75. Turnabout for Traitors
Kelly teams up with a thief to prove himself innocent of espionage charges leveled against him by a British agent.
French title: Requiem pour un traitre
Peter Donat (Hampton), Jose Chavez (Gosa), Andreas Garcia (Tomas), Michael Strauss (Randolph), Rodolfo Hoyos (Proprietor), Regina Torme (Elena), Ross Elliott (Mate)
19 February 1968
Kelly Robinson is on the run again. This time he has been accused of treason, and set up very nicely, thank you, with a pocketful of money, some incriminating photos, and transcripts of phone conversations that seem to link him with a Soviet spy ring that has wrought havoc upon the British espionage network in Mexico. Teamed up with a wily thief named Gosa, Robinson sets out to prove he's been framed, if he can elude the knife-throwing Tomas and the seductive Elena long enough to get the job done. As it happens, the frame-up is the brainchild of Hampton, Britain's top spy in Acapulco; he sold out his own people and tried to make it look like Kelly was the culprit. Can Kelly and Scotty distinguish between friend and foe and win the game when the other side holds all the cards?
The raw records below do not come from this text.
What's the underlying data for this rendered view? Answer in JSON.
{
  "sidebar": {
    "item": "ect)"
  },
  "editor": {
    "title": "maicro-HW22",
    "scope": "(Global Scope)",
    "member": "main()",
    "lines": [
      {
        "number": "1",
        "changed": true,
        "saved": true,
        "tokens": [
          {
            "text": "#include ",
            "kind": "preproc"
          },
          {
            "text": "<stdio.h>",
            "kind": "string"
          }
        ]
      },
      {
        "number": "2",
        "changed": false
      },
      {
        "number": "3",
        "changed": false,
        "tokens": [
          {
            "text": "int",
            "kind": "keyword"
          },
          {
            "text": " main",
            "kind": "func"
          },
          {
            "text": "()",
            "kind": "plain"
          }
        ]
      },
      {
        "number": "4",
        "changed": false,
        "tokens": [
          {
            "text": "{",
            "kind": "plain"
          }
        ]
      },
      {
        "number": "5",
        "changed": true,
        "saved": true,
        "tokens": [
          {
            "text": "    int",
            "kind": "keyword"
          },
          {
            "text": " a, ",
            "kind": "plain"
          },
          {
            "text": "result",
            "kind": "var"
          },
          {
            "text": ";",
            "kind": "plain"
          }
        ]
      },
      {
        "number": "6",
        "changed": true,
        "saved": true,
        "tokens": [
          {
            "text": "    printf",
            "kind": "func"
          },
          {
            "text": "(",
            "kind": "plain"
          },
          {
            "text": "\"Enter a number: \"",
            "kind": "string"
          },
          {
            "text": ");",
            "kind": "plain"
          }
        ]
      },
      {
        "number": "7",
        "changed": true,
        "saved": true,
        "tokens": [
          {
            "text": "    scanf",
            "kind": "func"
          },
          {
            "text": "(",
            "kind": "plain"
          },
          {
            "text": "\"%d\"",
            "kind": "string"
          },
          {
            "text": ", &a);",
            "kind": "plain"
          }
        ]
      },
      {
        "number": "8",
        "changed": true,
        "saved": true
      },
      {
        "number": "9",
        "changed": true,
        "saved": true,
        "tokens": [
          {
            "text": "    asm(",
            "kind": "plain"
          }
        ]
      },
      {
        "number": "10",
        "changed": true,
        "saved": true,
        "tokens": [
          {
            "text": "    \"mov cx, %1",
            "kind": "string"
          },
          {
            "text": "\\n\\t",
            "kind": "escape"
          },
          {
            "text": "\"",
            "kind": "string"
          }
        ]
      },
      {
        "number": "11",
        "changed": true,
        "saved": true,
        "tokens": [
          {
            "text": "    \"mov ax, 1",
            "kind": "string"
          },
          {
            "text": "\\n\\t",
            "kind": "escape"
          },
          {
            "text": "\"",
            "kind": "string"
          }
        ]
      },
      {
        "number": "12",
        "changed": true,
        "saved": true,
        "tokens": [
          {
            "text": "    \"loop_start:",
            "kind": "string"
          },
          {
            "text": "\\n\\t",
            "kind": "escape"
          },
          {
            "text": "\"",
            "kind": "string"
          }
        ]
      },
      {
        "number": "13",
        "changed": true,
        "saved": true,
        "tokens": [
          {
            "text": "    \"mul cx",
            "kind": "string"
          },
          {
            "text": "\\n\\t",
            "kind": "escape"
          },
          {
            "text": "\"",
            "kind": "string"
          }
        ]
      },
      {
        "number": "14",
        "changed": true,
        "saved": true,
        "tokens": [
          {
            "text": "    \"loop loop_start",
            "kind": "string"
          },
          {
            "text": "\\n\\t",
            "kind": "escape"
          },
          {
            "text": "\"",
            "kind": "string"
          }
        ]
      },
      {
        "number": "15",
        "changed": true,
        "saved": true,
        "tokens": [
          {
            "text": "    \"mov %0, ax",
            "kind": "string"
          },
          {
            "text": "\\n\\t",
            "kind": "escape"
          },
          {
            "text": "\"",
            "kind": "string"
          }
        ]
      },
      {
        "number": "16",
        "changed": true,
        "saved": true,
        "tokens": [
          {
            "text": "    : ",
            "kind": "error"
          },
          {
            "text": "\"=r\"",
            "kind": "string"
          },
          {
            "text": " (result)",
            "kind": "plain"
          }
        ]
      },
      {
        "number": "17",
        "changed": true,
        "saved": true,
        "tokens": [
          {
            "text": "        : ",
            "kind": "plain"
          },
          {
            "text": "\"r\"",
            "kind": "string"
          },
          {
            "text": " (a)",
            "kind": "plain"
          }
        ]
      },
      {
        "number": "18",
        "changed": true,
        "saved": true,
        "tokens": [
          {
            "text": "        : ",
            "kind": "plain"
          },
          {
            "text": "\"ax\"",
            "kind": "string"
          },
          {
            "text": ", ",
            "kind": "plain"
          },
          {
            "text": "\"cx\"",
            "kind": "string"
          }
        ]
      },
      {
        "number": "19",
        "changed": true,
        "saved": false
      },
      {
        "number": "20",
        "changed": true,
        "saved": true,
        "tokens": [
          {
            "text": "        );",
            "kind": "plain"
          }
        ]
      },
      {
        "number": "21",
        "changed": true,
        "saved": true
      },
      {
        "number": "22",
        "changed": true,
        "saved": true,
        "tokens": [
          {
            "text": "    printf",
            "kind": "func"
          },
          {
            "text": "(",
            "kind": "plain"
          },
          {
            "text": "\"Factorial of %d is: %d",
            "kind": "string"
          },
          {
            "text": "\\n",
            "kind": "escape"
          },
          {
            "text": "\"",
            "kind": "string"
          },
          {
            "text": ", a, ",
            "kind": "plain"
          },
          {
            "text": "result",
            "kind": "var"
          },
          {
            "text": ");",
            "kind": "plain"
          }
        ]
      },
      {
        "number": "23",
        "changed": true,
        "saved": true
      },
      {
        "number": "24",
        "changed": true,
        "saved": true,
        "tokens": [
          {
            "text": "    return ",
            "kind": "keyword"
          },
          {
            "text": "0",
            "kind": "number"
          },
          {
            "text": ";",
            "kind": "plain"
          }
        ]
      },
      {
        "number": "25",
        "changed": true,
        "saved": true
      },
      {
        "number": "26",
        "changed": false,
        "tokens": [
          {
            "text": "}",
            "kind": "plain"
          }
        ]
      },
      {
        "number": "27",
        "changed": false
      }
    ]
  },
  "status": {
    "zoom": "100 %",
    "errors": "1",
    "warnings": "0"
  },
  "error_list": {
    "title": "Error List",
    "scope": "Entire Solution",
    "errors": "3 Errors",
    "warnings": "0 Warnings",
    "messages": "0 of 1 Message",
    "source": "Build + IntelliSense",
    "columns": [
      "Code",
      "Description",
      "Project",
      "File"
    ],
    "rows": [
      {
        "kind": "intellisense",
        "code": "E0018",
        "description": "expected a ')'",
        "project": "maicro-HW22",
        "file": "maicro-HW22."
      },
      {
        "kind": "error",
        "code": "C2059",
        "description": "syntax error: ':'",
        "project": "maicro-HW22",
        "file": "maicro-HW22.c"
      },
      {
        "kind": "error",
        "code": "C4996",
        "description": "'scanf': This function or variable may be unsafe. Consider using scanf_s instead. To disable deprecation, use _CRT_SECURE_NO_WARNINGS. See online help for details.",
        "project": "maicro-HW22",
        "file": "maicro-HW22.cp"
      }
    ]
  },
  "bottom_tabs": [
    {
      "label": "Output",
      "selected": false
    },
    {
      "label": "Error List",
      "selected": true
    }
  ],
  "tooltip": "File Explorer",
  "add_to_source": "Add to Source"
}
With the likes of Ernest Frankel as writer and Earl Bellamy, one of I Spy's most experienced directors, behind the camera, one would think "Turnabout for Traitors" has a lot going for it. But a viewer deserves forgiveness for thinking he or she has seen it all before. Kelly wounded and on the lam in Mexico, aided by one of the locals? See"Bet Me A Dollar." And the ending, with Scotty and the bad guys running around Pascuaro looking for Kelly, is a bit implausible. Tomas doesn't seem to recognize Scott (though he's seen him before) and Scott doesn't seem to know Randolph from Adam (though he's seen a photo of Randolph with Kelly.) On the plus side, Jose Chavez gives a bravura performance as Gosa, Kelly's loyal if light-fingered ally. And the on-location scenery is a big plus.
Want to review or rate this episode?
Send all submissions to email@example.com
Currently available on DVD